Dustin Sternbeck, the chief spokesman for District of Columbia police, said the department will be asking the federal government to reimburse costs for helping federal authorities at the embassy. That includes overtime and other expenses. Sternbeck said he did not yet have an estimate on the costs.

For weeks, Guaido supporters have congregated outside the embassy to demand that demonstrators living there vacate the building. None of the occupiers was Venezuelan, according to organizers — a fact that riled members of the Venezuelan community in Washington.

"This is first and foremost a strong rejection of Nicolas Maduro, and to see a group of Americans, an NGO, support him so strongly just got a visceral reaction from us," said pro-Guaido demonstrator Dilianna Bustillos. "We wanted to get out here and say what they were saying out the embassy window, our embassy's window, did not represent the wishes of the Venezuelan people."

The ongoing and at times explosive confrontation between activists became a proxy struggle for control over the South American country's diplomatic mission.

Protests inside and outside the embassy continued nonstop for nearly three weeks. But leftist demonstrators from groups, including Code Pink, began living inside long before counterdemonstrators began to protest outside.

The four of demonstrators arrested Thursday had been living in the building since about April 10, Code Pink national co-director Ariel Gold said. The group had been invited by Maduro government officials to stay in the building and "protect it" from attempts to enter by U.S. forces or Guaido-appointees, Gold has said.

Since April 30, anti-Maduro protesters have converged on the building en masse to protest Code Pink's presence inside.

They set up camp with tents, canopies and food stations so they, too, could be at the embassy for 24 hours a day. Members of the group patrolled the building's entrances and exits, at times physically blocking Code Pink supporters' efforts to enter the building or deliver supplies like food and water to demonstrators inside.

Each side has accused the other of violence and harassment. Police have arrested at least 10 people since May 1, many of whom were charged in connection with "throwing missiles" — in many cases, a reference to food items launched past police barricades and the raised hands of Guaido supporters.
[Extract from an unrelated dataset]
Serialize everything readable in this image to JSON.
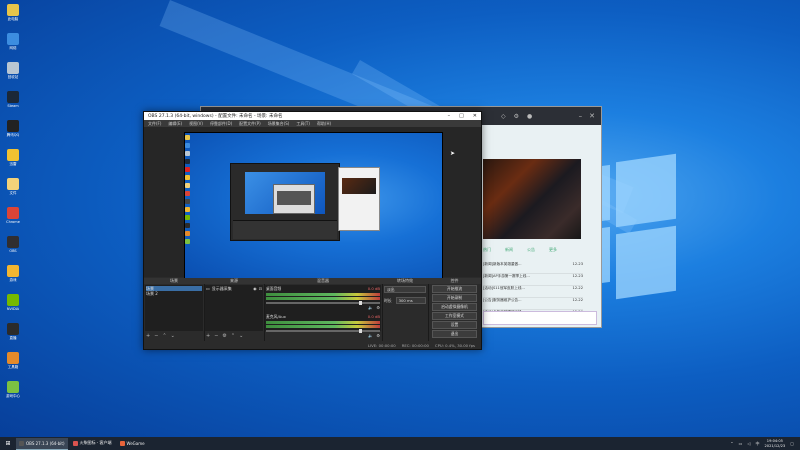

Last week, protest organizers said a utility shut off electricity to the building at the direction of Guaido-appointed diplomats recognized by the U.S. government as the rightful emissaries of Venezuela. On Monday, officials posted a notice demanding that the occupiers vacate the embassy.

On Tuesday, police issued a warning to the activists via megaphone, saying those inside must leave "immediately" and that "any person who refuses ... will be trespassing in violation of federal and District of Columbia laws."

from around the web